Many companies abruptly transitioned to remote working positions at the beginning of the pandemic.
Because this was the first experience in managing a remote workforce for leaders, many turned to monitoring software that made it easy to collect and analyze employee data.
But just how much are companies allowed to monitor what employees are doing on the clock? Well, it depends.
A work-issued computer can allow employers to gather data from an employees’ keyboard, webcam and more. With corporate Internet connections, employers may be able to see which websites you visit, your collaboration tools, your browser and email exchanges.
Software tracking services even allow employers to see how often employees type, when they log off and on, activity levels and more.
While some states do require employers to provide a notice about electronic monitoring to employees, most jobs usually incorporate this information into the text of a job contract, which can easily be overlooked.

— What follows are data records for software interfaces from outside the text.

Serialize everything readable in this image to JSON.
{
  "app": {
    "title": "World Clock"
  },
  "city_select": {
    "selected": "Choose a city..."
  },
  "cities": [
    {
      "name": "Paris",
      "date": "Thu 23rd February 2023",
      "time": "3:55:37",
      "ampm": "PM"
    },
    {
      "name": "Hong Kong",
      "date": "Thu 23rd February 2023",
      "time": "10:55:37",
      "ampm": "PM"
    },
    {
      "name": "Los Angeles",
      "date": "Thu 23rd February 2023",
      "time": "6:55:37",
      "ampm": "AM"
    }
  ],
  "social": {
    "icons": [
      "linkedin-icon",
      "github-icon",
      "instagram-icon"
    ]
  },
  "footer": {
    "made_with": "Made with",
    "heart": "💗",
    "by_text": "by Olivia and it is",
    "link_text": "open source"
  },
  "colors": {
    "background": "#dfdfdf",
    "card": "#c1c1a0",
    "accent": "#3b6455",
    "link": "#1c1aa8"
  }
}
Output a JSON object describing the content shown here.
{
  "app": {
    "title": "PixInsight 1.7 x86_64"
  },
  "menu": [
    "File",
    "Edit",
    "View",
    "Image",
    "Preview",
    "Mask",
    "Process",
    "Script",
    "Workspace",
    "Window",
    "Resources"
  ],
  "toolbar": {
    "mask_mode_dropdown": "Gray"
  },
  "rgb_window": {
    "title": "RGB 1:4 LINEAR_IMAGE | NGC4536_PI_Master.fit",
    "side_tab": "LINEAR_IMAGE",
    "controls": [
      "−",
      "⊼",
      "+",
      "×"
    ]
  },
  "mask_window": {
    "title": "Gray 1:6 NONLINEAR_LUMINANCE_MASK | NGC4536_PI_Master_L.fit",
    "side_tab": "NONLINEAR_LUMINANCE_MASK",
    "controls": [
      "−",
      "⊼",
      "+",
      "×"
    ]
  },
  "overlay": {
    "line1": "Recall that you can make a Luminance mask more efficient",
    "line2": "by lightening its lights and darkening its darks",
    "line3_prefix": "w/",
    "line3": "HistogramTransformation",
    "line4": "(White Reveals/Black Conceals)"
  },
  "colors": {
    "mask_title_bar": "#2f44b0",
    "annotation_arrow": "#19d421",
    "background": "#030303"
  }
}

“In general, you have very, very, very light protections, if any, for employee privacy,” said Emory Roane, privacy counsel at the nonprofit organization Privacy Rights Clearinghouse.